After an inventor has come up with something which might be patentable, often the first step is to conduct a patent search. This can be done by the inventor, the patent attorney or agent, a professional searcher, or any combination of the above. Often at least two searches are conducted, usually one by the inventor, and one by the patent attorney or agent, and sometimes all three types of searches are conducted.
The purpose of the patent search is to see whether the invention meets one of the major criteria of the United States Patent and Trademark Office (USPTO) - namely whether the invention, or improvement to an existing invention, is new and unobvious. Therefore, the searcher will look for previously filed patents or patent applications which describe the same or similar inventions to the one developed by the inventor.
The searchers typically look for related patents in the USPTO and/or the European Patent Office (EPO), although other patent search databases are available. Both the USPTO and the EPO have web sites of both patents and published patent applications which are available to the public.
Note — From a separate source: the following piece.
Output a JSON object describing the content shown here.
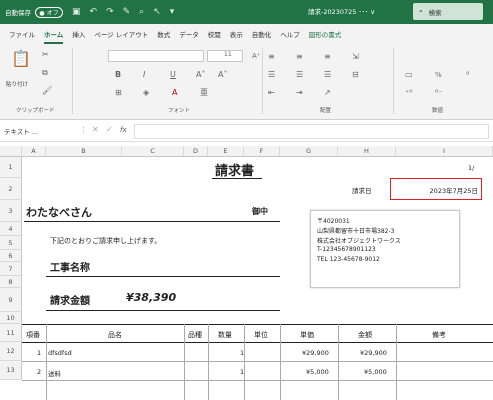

The USPTO has full text searchable US patent records going back to 1976, and images of all patents granted by the US since 1790. But records prior to 1976 have to be searched manually. For patent searching at the USPTO go to: http://www.uspto.gov/patft/index.html. As you can see at this url issued patents and published applications must be searched separately.
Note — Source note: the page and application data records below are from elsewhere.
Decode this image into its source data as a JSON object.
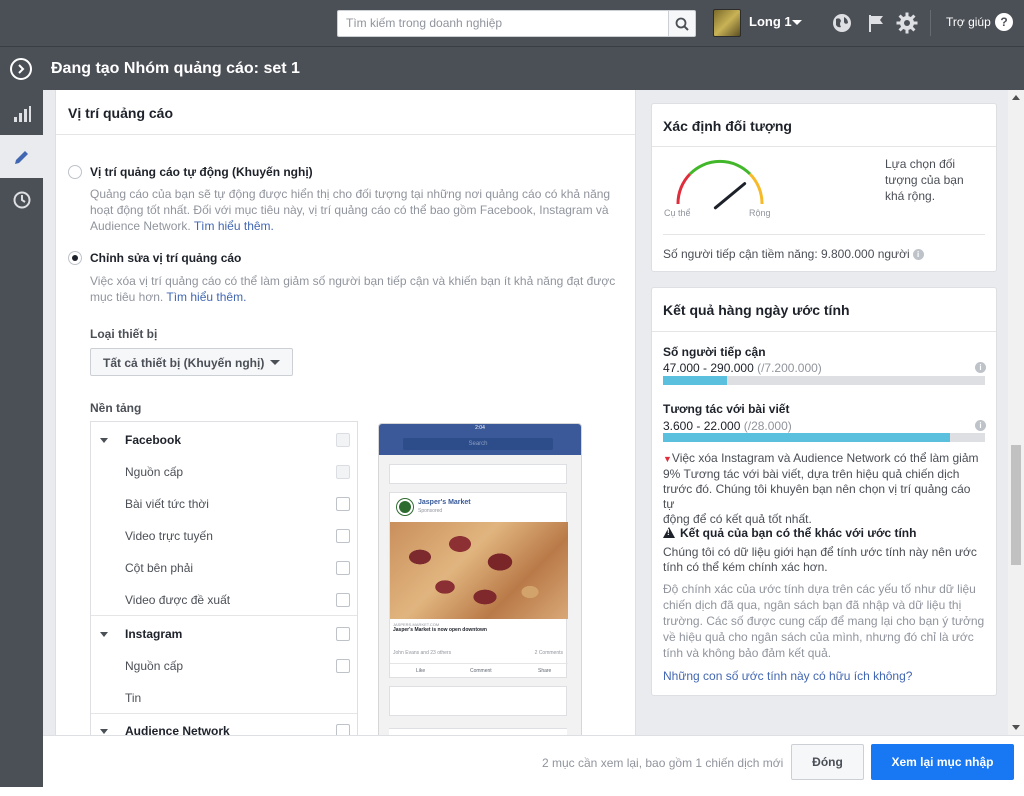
{
  "topbar": {
    "search_placeholder": "Tìm kiếm trong doanh nghiệp",
    "account_name": "Long 1",
    "help_label": "Trợ giúp",
    "icons": [
      "search-icon",
      "globe-icon",
      "flag-icon",
      "gear-icon",
      "help-icon"
    ]
  },
  "header": {
    "title": "Đang tạo Nhóm quảng cáo: set 1"
  },
  "placement": {
    "section_title": "Vị trí quảng cáo",
    "auto": {
      "title": "Vị trí quảng cáo tự động (Khuyến nghị)",
      "desc_line1": "Quảng cáo của bạn sẽ tự động được hiển thị cho đối tượng tại những nơi quảng cáo có khả năng",
      "desc_line2": "hoạt động tốt nhất. Đối với mục tiêu này, vị trí quảng cáo có thể bao gồm Facebook, Instagram và",
      "desc_line3": "Audience Network.",
      "link": "Tìm hiểu thêm.",
      "selected": false
    },
    "edit": {
      "title": "Chỉnh sửa vị trí quảng cáo",
      "desc_line1": "Việc xóa vị trí quảng cáo có thể làm giảm số người bạn tiếp cận và khiến bạn ít khả năng đạt được",
      "desc_line2": "mục tiêu hơn.",
      "link": "Tìm hiểu thêm.",
      "selected": true
    },
    "device_label": "Loại thiết bị",
    "device_value": "Tất cả thiết bị (Khuyến nghị)",
    "platforms_label": "Nền tảng",
    "platforms": {
      "facebook": "Facebook",
      "fb_feed": "Nguồn cấp",
      "fb_instant": "Bài viết tức thời",
      "fb_video": "Video trực tuyến",
      "fb_right": "Cột bên phải",
      "fb_suggested": "Video được đề xuất",
      "instagram": "Instagram",
      "ig_feed": "Nguồn cấp",
      "ig_stories": "Tin",
      "audience_network": "Audience Network"
    },
    "preview": {
      "time": "2:04",
      "search": "Search",
      "page_name": "Jasper's Market",
      "sponsored": "Sponsored",
      "url": "JASPERS-MARKET.COM",
      "headline": "Jasper's Market is now open downtown",
      "social": "John Evans and 23 others",
      "comments": "2 Comments",
      "like": "Like",
      "comment": "Comment",
      "share": "Share"
    }
  },
  "audience": {
    "title": "Xác định đối tượng",
    "gauge_left": "Cụ thể",
    "gauge_right": "Rộng",
    "gauge_level": 0.78,
    "description_l1": "Lựa chọn đối",
    "description_l2": "tượng của bạn",
    "description_l3": "khá rộng.",
    "potential_reach": "Số người tiếp cận tiềm năng: 9.800.000 người"
  },
  "estimates": {
    "title": "Kết quả hàng ngày ước tính",
    "reach_label": "Số người tiếp cận",
    "reach_range": "47.000 - 290.000",
    "reach_total": "(/7.200.000)",
    "reach_fill": 0.2,
    "engagement_label": "Tương tác với bài viết",
    "engagement_range": "3.600 - 22.000",
    "engagement_total": "(/28.000)",
    "engagement_fill": 0.89,
    "note_l1": "Việc xóa Instagram và Audience Network có thể làm giảm",
    "note_l2": "9% Tương tác với bài viết, dựa trên hiệu quả chiến dịch",
    "note_l3": "trước đó. Chúng tôi khuyên bạn nên chọn vị trí quảng cáo tự",
    "note_l4": "động để có kết quả tốt nhất.",
    "warn_title": "Kết quả của bạn có thể khác với ước tính",
    "warn_l1": "Chúng tôi có dữ liệu giới hạn để tính ước tính này nên ước",
    "warn_l2": "tính có thể kém chính xác hơn.",
    "acc_l1": "Độ chính xác của ước tính dựa trên các yếu tố như dữ liệu",
    "acc_l2": "chiến dịch đã qua, ngân sách bạn đã nhập và dữ liệu thị",
    "acc_l3": "trường. Các số được cung cấp để mang lại cho bạn ý tưởng",
    "acc_l4": "về hiệu quả cho ngân sách của mình, nhưng đó chỉ là ước",
    "acc_l5": "tính và không bảo đảm kết quả.",
    "feedback_link": "Những con số ước tính này có hữu ích không?"
  },
  "footer": {
    "status": "2 mục cần xem lại, bao gồm 1 chiến dịch mới",
    "close_label": "Đóng",
    "review_label": "Xem lại mục nhập"
  },
  "colors": {
    "topbar": "#4b4f56",
    "primary": "#1877f2",
    "bar_fill": "#5bc0de",
    "link": "#4267b2"
  }
}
The European Patent Office has a single data base which includes the abstracts of US issued patents and published applications and the abstracts many foreign patent records going back to 1968. We use the advanced search at this office which can be reached at: http://ep.espacenet.com/advancedSearch?locale=en_ep
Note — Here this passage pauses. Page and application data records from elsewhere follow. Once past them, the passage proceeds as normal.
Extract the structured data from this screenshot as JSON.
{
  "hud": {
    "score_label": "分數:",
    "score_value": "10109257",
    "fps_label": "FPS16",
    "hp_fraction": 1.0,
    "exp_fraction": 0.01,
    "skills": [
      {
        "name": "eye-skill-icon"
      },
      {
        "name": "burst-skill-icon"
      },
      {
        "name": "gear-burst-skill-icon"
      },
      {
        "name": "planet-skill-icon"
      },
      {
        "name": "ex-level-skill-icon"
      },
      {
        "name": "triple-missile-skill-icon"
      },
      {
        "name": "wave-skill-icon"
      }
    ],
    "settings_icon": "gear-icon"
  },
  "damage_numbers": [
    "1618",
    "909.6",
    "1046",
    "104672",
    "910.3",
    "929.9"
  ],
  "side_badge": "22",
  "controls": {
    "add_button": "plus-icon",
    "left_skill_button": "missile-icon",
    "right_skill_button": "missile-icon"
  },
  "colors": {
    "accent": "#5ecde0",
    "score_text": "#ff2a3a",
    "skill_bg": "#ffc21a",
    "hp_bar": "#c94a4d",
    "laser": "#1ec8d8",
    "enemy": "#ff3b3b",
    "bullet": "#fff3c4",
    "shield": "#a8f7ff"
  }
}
As a general rule, we prefer to do an initial screening search at the European Patent Office. Thus, we have a common database for US issued patents and published applications which also includes foreign patents, and while the search is limited to abstracts, we find that searching abstracts typically gives a good screening search. An further advantage for others is that the EPO image files are in .pdf format, whereas the US image files are in .tif format, and many of our clients have difficulties in downloading .tif files. At the EPO site, there is a guide for searching found under "Get assistance" and we recommend it.